First and foremost when making a plan to get to point B that we understand and accept is that we are actually ready to make the changes we’ve identified. It’s all great and dandy to have a plan, to understand where we are and where we want to go, the steps to get there, what we’re measuring, BUT, you have to want to change.

There are tons of books and resources online for goal setting and understanding how to plan. I just wanted to raise an issue I come up against frequently when questioning goals. START WITH WHY has lots of details on this kind of stuff.

Regarding making changes to diet or lifestyle, I like to focus on making ONE change at a time and a tangible change, mastering it and owning it before moving onto the next. Rather than focusing on not doing something to elicit the change, focus on the positive side of the change.

Rather than saying, “I’m going to be less lazy this week”, say, “I’m going to go for a walk in the morning”.

Instead of saying, “I’m not having any carbs today”, have a go at, “I’m going to save my carbs today until after I train”.

Regardless of what methods you adapt to help make change, try any, experiment with the sensible ones, just do something. To achieve the results what will make us feel happier we have to change, be STRONG with your decisions and commit.

Be STRONG in the Kitchen

Be STRONG in the gym

Be STRONG in your head

Over and out,




Make Your Habits and They’ll Make You

One overarching principle I’m aiming at imparting (to anyone that listens) is this – changes must to reasonable!

Pretty much everyone attending fitness facilities are looking at changing something. Be it strength, size, skills, eating habits, exercise habits; change is on the agenda.
However, big drastic changes fail, every time. Being told exactly what to do fails. Being given a diet sheet with one weeks worth of eating, fails! Going full-hog at training then blowing a gasket, fails.

time to change

Making small, gradual changes to important issues that hold value does work, providing that you consider it a reasonable change. If you can see the value of stopping drinking a sugary drink like a coke for example for even 95% of the time, you will value its positive impact on weight control. Not having to compensate for the huge amount of empty, non-nutritional calories makes your efforts a lot easier.

If however this change seems unreasonable, then there is absolutely no purpose in perusing it – it will fail.

With consideration to eating habits (maybe a food diary will come in handy), identify one poor habit. There could be more than one, there probably are to be honest, but take just one that you consider changeable. This could be like the example above or even something small like sugar added to your coffee.
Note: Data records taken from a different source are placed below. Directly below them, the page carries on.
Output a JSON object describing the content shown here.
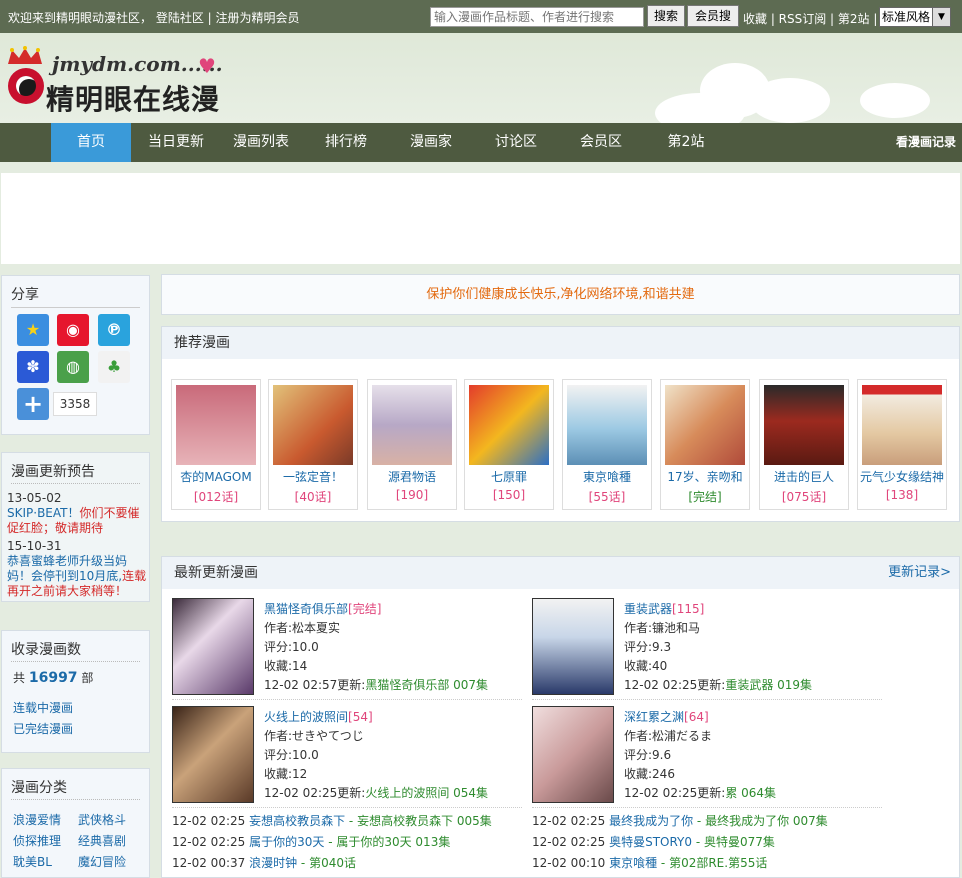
{
  "topbar": {
    "welcome": "欢迎来到精明眼动漫社区， 登陆社区 | 注册为精明会员",
    "search_placeholder": "输入漫画作品标题、作者进行搜索",
    "search_button": "搜索",
    "member_button": "会员搜",
    "links": "收藏 | RSS订阅 | 第2站 |",
    "style_select": "标准风格"
  },
  "logo": {
    "url": "jmydm.com......",
    "name": "精明眼在线漫画"
  },
  "nav": {
    "items": [
      "首页",
      "当日更新",
      "漫画列表",
      "排行榜",
      "漫画家",
      "讨论区",
      "会员区",
      "第2站"
    ],
    "history": "看漫画记录"
  },
  "sidebar": {
    "share": {
      "title": "分享",
      "count": "3358"
    },
    "preview": {
      "title": "漫画更新预告",
      "entries": [
        {
          "date": "13-05-02",
          "name": "SKIP·BEAT！",
          "text": "你们不要催促红脸；敬请期待"
        },
        {
          "date": "15-10-31",
          "name": "恭喜蜜蜂老师升级当妈妈！会停刊到10月底,",
          "text": "连载再开之前请大家稍等！"
        }
      ]
    },
    "stats": {
      "title": "收录漫画数",
      "prefix": "共",
      "count": "16997",
      "suffix": "部",
      "ongoing": "连载中漫画",
      "completed": "已完结漫画"
    },
    "categories": {
      "title": "漫画分类",
      "items": [
        "浪漫爱情",
        "武侠格斗",
        "侦探推理",
        "经典喜剧",
        "耽美BL",
        "魔幻冒险"
      ]
    }
  },
  "notice": "保护你们健康成长快乐,净化网络环境,和谐共建",
  "recommend": {
    "title": "推荐漫画",
    "items": [
      {
        "name": "杏的MAGOM",
        "ep": "[012话]"
      },
      {
        "name": "一弦定音！",
        "ep": "[40话]"
      },
      {
        "name": "源君物语",
        "ep": "[190]"
      },
      {
        "name": "七原罪",
        "ep": "[150]"
      },
      {
        "name": "東京喰種",
        "ep": "[55话]"
      },
      {
        "name": "17岁、亲吻和",
        "ep": "[完结]"
      },
      {
        "name": "进击的巨人",
        "ep": "[075话]"
      },
      {
        "name": "元气少女缘结神",
        "ep": "[138]"
      }
    ]
  },
  "latest": {
    "title": "最新更新漫画",
    "more": "更新记录>",
    "featured": [
      {
        "title": "黑猫怪奇俱乐部",
        "tag": "[完结]",
        "author": "作者:松本夏实",
        "score": "评分:10.0",
        "fav": "收藏:14",
        "update": "12-02 02:57更新:",
        "ep": "黑猫怪奇俱乐部 007集"
      },
      {
        "title": "重装武器",
        "tag": "[115]",
        "author": "作者:镰池和马",
        "score": "评分:9.3",
        "fav": "收藏:40",
        "update": "12-02 02:25更新:",
        "ep": "重装武器 019集"
      },
      {
        "title": "火线上的波照间",
        "tag": "[54]",
        "author": "作者:せきやてつじ",
        "score": "评分:10.0",
        "fav": "收藏:12",
        "update": "12-02 02:25更新:",
        "ep": "火线上的波照间 054集"
      },
      {
        "title": "深红累之渊",
        "tag": "[64]",
        "author": "作者:松浦だるま",
        "score": "评分:9.6",
        "fav": "收藏:246",
        "update": "12-02 02:25更新:",
        "ep": "累 064集"
      }
    ],
    "updates": [
      {
        "time": "12-02 02:25",
        "name": "妄想高校教员森下",
        "ep": " - 妄想高校教员森下 005集"
      },
      {
        "time": "12-02 02:25",
        "name": "最终我成为了你",
        "ep": " - 最终我成为了你 007集"
      },
      {
        "time": "12-02 02:25",
        "name": "属于你的30天",
        "ep": " - 属于你的30天 013集"
      },
      {
        "time": "12-02 02:25",
        "name": "奥特曼STORY0",
        "ep": " - 奥特曼077集"
      },
      {
        "time": "12-02 00:37",
        "name": "浪漫时钟",
        "ep": " - 第040话"
      },
      {
        "time": "12-02 00:10",
        "name": "東京喰種",
        "ep": " - 第02部RE.第55话"
      }
    ]
  }
}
Take this one habit and consider how to change it for a healthier option.
This has to be a reasonable change, don’t forget this.
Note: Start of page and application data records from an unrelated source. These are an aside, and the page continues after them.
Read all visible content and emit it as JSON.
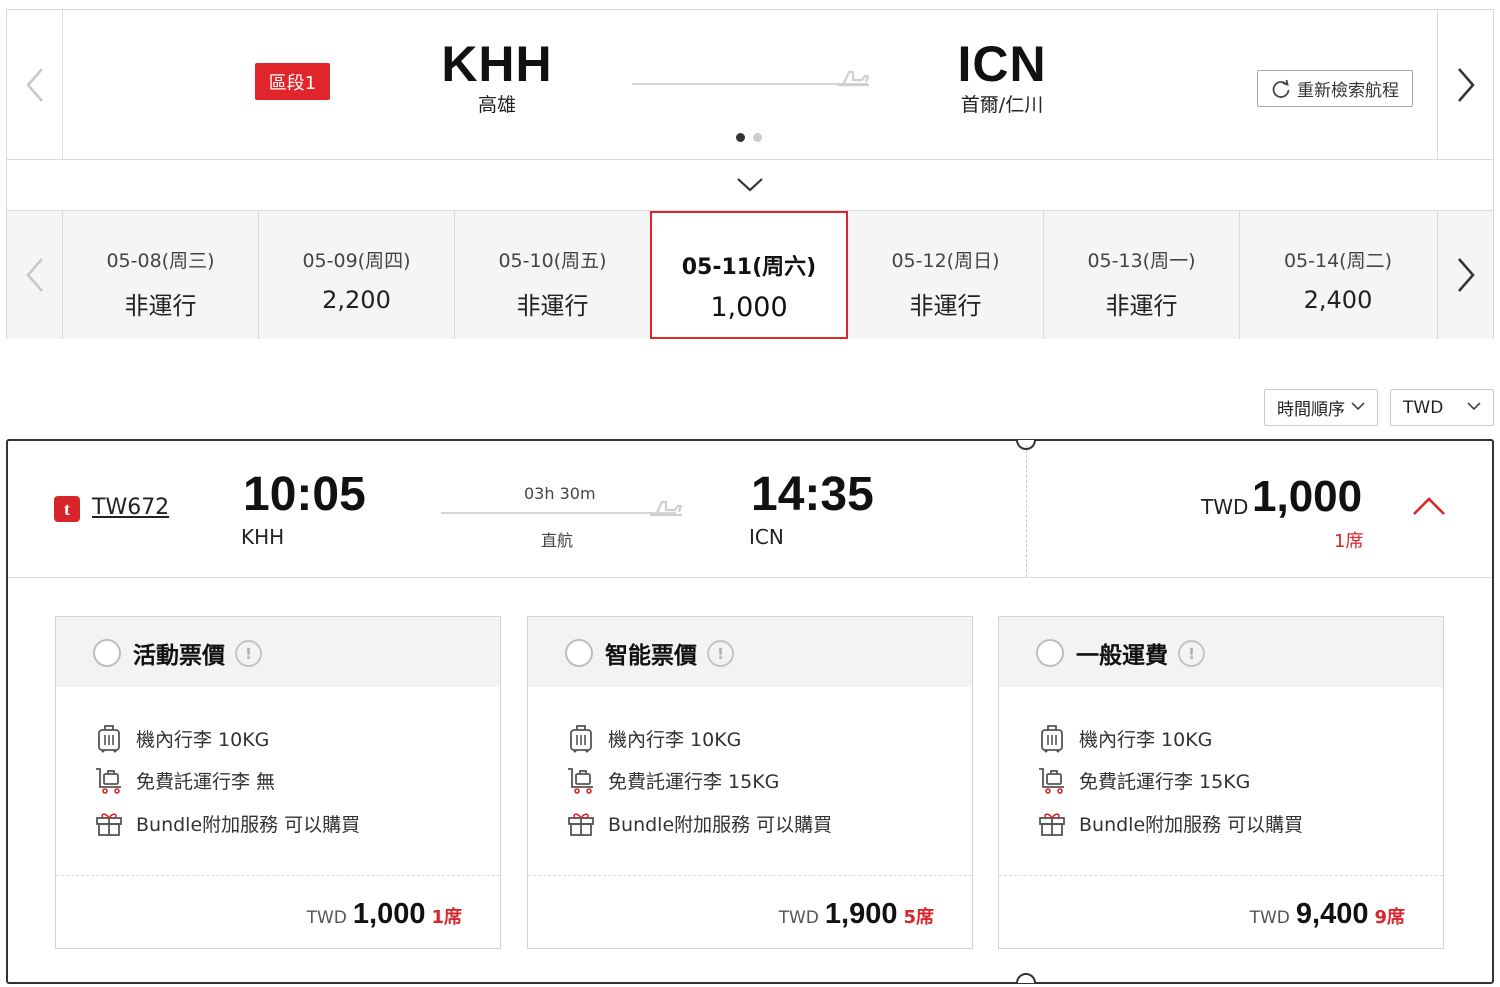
{
  "segment": {
    "badge": "區段1",
    "origin": {
      "code": "KHH",
      "city": "高雄"
    },
    "destination": {
      "code": "ICN",
      "city": "首爾/仁川"
    },
    "research_label": "重新檢索航程"
  },
  "dates": [
    {
      "label": "05-08(周三)",
      "value": "非運行"
    },
    {
      "label": "05-09(周四)",
      "value": "2,200"
    },
    {
      "label": "05-10(周五)",
      "value": "非運行"
    },
    {
      "label": "05-11(周六)",
      "value": "1,000",
      "selected": true
    },
    {
      "label": "05-12(周日)",
      "value": "非運行"
    },
    {
      "label": "05-13(周一)",
      "value": "非運行"
    },
    {
      "label": "05-14(周二)",
      "value": "2,400"
    }
  ],
  "sort": {
    "order": "時間順序",
    "currency": "TWD"
  },
  "flight": {
    "number": "TW672",
    "dep_time": "10:05",
    "dep_port": "KHH",
    "arr_time": "14:35",
    "arr_port": "ICN",
    "duration": "03h 30m",
    "type": "直航",
    "currency": "TWD",
    "price": "1,000",
    "seats": "1席"
  },
  "fares": [
    {
      "title": "活動票價",
      "carry_on": "機內行李 10KG",
      "checked": "免費託運行李 無",
      "bundle": "Bundle附加服務 可以購買",
      "currency": "TWD",
      "price": "1,000",
      "seats": "1席"
    },
    {
      "title": "智能票價",
      "carry_on": "機內行李 10KG",
      "checked": "免費託運行李 15KG",
      "bundle": "Bundle附加服務 可以購買",
      "currency": "TWD",
      "price": "1,900",
      "seats": "5席"
    },
    {
      "title": "一般運費",
      "carry_on": "機內行李 10KG",
      "checked": "免費託運行李 15KG",
      "bundle": "Bundle附加服務 可以購買",
      "currency": "TWD",
      "price": "9,400",
      "seats": "9席"
    }
  ],
  "icons": {
    "prev": "chevron-left-icon",
    "next": "chevron-right-icon",
    "expand": "chevron-down-icon",
    "collapse": "chevron-up-icon",
    "plane": "plane-icon",
    "refresh": "refresh-icon",
    "carry_on": "carry-on-bag-icon",
    "checked": "luggage-cart-icon",
    "bundle": "gift-icon",
    "info": "info-icon"
  },
  "colors": {
    "accent": "#d9262c",
    "text": "#111111"
  }
}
How you change it is up to you but strive to reduce the serving, choose an alternative with less sugar, a different food stuff or even stop it if it’s really an unnecessary snack.

The kind of poor eating habits that hinder weight control could include one or more of these:

  • late night sugary snacks
  • staying up late in the first place. Sleeping is a great weight control tool
  • added sugar to tea and coffee
  • cordials and fruit juices
  • crumbed fish or chicken
  • piling your plate up just because your partner has
  • processed foods
  • not eating after exercise
  • grocery shopping on an empty stomach or when hungry
  • buying unnecessary foods…. Just stop that right now and you’ll more than likely see change very quickly
  • heavily refined cooking oils

The list could go on, but can see how many of these are common sense issue.

To repeat, don’t go mad with lots of changes; totally ‘own’ changing one poor habit at a time into a healthy habit. Making a commitment for even one week might allow you to really appreciate the change. If not, at least you gave it a go and maybe on another occasion you’ll succeed. Take another issue, work on it but don’t stress and beat yourself up, you’re not alone, just stay reasonable with yourself.

Your beliefs become your thoughts,
Your thoughts become your words,
Your words become your actions,
Your actions become your habits,
Your habits become your values,
Your values become your destiny.

Mahatma Gandhi